### INPUT FOR THIS TASK
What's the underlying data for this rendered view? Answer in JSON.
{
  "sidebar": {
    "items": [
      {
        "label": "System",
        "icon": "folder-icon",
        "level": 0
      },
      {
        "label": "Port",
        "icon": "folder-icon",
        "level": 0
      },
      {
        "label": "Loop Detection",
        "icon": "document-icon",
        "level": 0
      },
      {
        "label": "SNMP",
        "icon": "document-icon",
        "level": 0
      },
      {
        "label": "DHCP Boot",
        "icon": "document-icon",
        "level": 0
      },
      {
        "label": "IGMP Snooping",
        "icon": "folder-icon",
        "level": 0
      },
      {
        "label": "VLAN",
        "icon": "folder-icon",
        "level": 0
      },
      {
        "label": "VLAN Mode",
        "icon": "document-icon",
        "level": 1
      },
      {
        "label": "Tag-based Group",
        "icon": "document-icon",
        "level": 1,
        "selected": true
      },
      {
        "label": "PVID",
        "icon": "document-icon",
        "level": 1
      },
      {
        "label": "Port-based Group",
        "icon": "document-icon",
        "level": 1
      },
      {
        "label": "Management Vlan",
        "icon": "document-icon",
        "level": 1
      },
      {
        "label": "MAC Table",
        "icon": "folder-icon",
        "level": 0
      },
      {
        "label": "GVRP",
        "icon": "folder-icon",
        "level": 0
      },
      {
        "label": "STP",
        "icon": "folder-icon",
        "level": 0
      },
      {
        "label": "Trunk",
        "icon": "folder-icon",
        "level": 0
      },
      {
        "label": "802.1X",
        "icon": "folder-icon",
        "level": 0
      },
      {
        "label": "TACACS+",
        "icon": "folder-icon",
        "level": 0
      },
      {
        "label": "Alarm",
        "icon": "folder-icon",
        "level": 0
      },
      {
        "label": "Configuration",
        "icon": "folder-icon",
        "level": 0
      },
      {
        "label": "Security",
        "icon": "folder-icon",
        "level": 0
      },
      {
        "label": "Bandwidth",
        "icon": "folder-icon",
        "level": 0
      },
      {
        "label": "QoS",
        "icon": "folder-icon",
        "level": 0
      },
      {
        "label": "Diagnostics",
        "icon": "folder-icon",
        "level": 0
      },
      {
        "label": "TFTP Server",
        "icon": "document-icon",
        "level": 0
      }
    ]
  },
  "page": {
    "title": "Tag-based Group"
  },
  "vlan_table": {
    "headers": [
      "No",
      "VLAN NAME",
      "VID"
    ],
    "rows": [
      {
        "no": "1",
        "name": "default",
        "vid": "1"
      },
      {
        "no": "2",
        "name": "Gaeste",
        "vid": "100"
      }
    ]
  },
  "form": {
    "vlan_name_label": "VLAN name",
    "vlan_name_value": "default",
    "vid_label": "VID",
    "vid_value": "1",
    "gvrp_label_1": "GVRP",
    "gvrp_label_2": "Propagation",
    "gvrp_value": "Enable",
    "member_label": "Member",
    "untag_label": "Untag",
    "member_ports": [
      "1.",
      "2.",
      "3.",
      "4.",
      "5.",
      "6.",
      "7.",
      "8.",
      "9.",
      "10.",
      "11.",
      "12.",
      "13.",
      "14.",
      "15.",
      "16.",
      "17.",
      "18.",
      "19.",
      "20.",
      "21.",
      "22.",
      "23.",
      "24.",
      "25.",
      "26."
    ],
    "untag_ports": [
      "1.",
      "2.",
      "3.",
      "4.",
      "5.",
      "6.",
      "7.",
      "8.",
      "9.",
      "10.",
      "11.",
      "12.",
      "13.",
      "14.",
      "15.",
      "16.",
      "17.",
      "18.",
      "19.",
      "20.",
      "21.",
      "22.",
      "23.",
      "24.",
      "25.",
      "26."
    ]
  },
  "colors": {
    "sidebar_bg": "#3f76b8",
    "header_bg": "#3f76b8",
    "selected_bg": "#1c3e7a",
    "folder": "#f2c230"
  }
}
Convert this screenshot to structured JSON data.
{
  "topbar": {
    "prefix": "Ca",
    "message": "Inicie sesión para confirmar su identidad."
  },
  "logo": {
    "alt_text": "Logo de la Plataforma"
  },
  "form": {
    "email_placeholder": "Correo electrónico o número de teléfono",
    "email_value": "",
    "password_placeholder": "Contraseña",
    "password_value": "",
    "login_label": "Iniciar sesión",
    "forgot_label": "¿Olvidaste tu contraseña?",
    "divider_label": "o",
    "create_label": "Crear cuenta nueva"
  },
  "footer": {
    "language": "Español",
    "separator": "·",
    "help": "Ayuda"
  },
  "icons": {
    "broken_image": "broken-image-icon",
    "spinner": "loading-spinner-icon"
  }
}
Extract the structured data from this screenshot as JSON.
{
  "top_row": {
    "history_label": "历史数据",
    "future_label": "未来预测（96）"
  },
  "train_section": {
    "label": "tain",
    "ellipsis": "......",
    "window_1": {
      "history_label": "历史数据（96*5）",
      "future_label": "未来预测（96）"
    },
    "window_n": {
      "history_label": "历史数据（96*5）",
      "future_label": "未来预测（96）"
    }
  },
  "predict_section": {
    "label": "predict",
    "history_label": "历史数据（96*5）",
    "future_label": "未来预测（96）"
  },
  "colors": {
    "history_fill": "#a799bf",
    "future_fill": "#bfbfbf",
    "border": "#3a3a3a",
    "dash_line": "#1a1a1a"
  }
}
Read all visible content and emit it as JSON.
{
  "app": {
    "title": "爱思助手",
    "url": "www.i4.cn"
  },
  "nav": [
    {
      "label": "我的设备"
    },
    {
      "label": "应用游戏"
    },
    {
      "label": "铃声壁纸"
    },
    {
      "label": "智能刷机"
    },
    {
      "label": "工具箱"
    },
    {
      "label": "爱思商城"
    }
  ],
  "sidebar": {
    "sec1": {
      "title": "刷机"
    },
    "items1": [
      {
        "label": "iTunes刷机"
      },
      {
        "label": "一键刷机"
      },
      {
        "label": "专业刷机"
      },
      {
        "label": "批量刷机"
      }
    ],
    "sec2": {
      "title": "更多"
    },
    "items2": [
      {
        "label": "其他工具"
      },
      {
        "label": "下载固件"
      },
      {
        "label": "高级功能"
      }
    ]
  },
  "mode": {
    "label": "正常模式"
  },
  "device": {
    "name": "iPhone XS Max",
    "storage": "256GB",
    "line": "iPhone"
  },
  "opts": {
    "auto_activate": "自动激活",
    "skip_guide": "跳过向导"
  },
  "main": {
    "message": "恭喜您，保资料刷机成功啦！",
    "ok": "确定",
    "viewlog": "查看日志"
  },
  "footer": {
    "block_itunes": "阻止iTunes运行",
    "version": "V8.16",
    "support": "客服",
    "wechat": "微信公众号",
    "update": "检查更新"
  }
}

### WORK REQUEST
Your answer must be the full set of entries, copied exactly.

### REPLY
What's the underlying data for this rendered view? Answer in JSON.
{
  "sidebar": {
    "items": [
      {
        "label": "System",
        "icon": "folder-icon",
        "level": 0
      },
      {
        "label": "Port",
        "icon": "folder-icon",
        "level": 0
      },
      {
        "label": "Loop Detection",
        "icon": "document-icon",
        "level": 0
      },
      {
        "label": "SNMP",
        "icon": "document-icon",
        "level": 0
      },
      {
        "label": "DHCP Boot",
        "icon": "document-icon",
        "level": 0
      },
      {
        "label": "IGMP Snooping",
        "icon": "folder-icon",
        "level": 0
      },
      {
        "label": "VLAN",
        "icon": "folder-icon",
        "level": 0
      },
      {
        "label": "VLAN Mode",
        "icon": "document-icon",
        "level": 1
      },
      {
        "label": "Tag-based Group",
        "icon": "document-icon",
        "level": 1,
        "selected": true
      },
      {
        "label": "PVID",
        "icon": "document-icon",
        "level": 1
      },
      {
        "label": "Port-based Group",
        "icon": "document-icon",
        "level": 1
      },
      {
        "label": "Management Vlan",
        "icon": "document-icon",
        "level": 1
      },
      {
        "label": "MAC Table",
        "icon": "folder-icon",
        "level": 0
      },
      {
        "label": "GVRP",
        "icon": "folder-icon",
        "level": 0
      },
      {
        "label": "STP",
        "icon": "folder-icon",
        "level": 0
      },
      {
        "label": "Trunk",
        "icon": "folder-icon",
        "level": 0
      },
      {
        "label": "802.1X",
        "icon": "folder-icon",
        "level": 0
      },
      {
        "label": "TACACS+",
        "icon": "folder-icon",
        "level": 0
      },
      {
        "label": "Alarm",
        "icon": "folder-icon",
        "level": 0
      },
      {
        "label": "Configuration",
        "icon": "folder-icon",
        "level": 0
      },
      {
        "label": "Security",
        "icon": "folder-icon",
        "level": 0
      },
      {
        "label": "Bandwidth",
        "icon": "folder-icon",
        "level": 0
      },
      {
        "label": "QoS",
        "icon": "folder-icon",
        "level": 0
      },
      {
        "label": "Diagnostics",
        "icon": "folder-icon",
        "level": 0
      },
      {
        "label": "TFTP Server",
        "icon": "document-icon",
        "level": 0
      }
    ]
  },
  "page": {
    "title": "Tag-based Group"
  },
  "vlan_table": {
    "headers": [
      "No",
      "VLAN NAME",
      "VID"
    ],
    "rows": [
      {
        "no": "1",
        "name": "default",
        "vid": "1"
      },
      {
        "no": "2",
        "name": "Gaeste",
        "vid": "100"
      }
    ]
  },
  "form": {
    "vlan_name_label": "VLAN name",
    "vlan_name_value": "default",
    "vid_label": "VID",
    "vid_value": "1",
    "gvrp_label_1": "GVRP",
    "gvrp_label_2": "Propagation",
    "gvrp_value": "Enable",
    "member_label": "Member",
    "untag_label": "Untag",
    "member_ports": [
      "1.",
      "2.",
      "3.",
      "4.",
      "5.",
      "6.",
      "7.",
      "8.",
      "9.",
      "10.",
      "11.",
      "12.",
      "13.",
      "14.",
      "15.",
      "16.",
      "17.",
      "18.",
      "19.",
      "20.",
      "21.",
      "22.",
      "23.",
      "24.",
      "25.",
      "26."
    ],
    "untag_ports": [
      "1.",
      "2.",
      "3.",
      "4.",
      "5.",
      "6.",
      "7.",
      "8.",
      "9.",
      "10.",
      "11.",
      "12.",
      "13.",
      "14.",
      "15.",
      "16.",
      "17.",
      "18.",
      "19.",
      "20.",
      "21.",
      "22.",
      "23.",
      "24.",
      "25.",
      "26."
    ]
  },
  "colors": {
    "sidebar_bg": "#3f76b8",
    "header_bg": "#3f76b8",
    "selected_bg": "#1c3e7a",
    "folder": "#f2c230"
  }
}
Convert this screenshot to structured JSON data.
{
  "topbar": {
    "prefix": "Ca",
    "message": "Inicie sesión para confirmar su identidad."
  },
  "logo": {
    "alt_text": "Logo de la Plataforma"
  },
  "form": {
    "email_placeholder": "Correo electrónico o número de teléfono",
    "email_value": "",
    "password_placeholder": "Contraseña",
    "password_value": "",
    "login_label": "Iniciar sesión",
    "forgot_label": "¿Olvidaste tu contraseña?",
    "divider_label": "o",
    "create_label": "Crear cuenta nueva"
  },
  "footer": {
    "language": "Español",
    "separator": "·",
    "help": "Ayuda"
  },
  "icons": {
    "broken_image": "broken-image-icon",
    "spinner": "loading-spinner-icon"
  }
}
Extract the structured data from this screenshot as JSON.
{
  "top_row": {
    "history_label": "历史数据",
    "future_label": "未来预测（96）"
  },
  "train_section": {
    "label": "tain",
    "ellipsis": "......",
    "window_1": {
      "history_label": "历史数据（96*5）",
      "future_label": "未来预测（96）"
    },
    "window_n": {
      "history_label": "历史数据（96*5）",
      "future_label": "未来预测（96）"
    }
  },
  "predict_section": {
    "label": "predict",
    "history_label": "历史数据（96*5）",
    "future_label": "未来预测（96）"
  },
  "colors": {
    "history_fill": "#a799bf",
    "future_fill": "#bfbfbf",
    "border": "#3a3a3a",
    "dash_line": "#1a1a1a"
  }
}
Read all visible content and emit it as JSON.
{
  "app": {
    "title": "爱思助手",
    "url": "www.i4.cn"
  },
  "nav": [
    {
      "label": "我的设备"
    },
    {
      "label": "应用游戏"
    },
    {
      "label": "铃声壁纸"
    },
    {
      "label": "智能刷机"
    },
    {
      "label": "工具箱"
    },
    {
      "label": "爱思商城"
    }
  ],
  "sidebar": {
    "sec1": {
      "title": "刷机"
    },
    "items1": [
      {
        "label": "iTunes刷机"
      },
      {
        "label": "一键刷机"
      },
      {
        "label": "专业刷机"
      },
      {
        "label": "批量刷机"
      }
    ],
    "sec2": {
      "title": "更多"
    },
    "items2": [
      {
        "label": "其他工具"
      },
      {
        "label": "下载固件"
      },
      {
        "label": "高级功能"
      }
    ]
  },
  "mode": {
    "label": "正常模式"
  },
  "device": {
    "name": "iPhone XS Max",
    "storage": "256GB",
    "line": "iPhone"
  },
  "opts": {
    "auto_activate": "自动激活",
    "skip_guide": "跳过向导"
  },
  "main": {
    "message": "恭喜您，保资料刷机成功啦！",
    "ok": "确定",
    "viewlog": "查看日志"
  },
  "footer": {
    "block_itunes": "阻止iTunes运行",
    "version": "V8.16",
    "support": "客服",
    "wechat": "微信公众号",
    "update": "检查更新"
  }
}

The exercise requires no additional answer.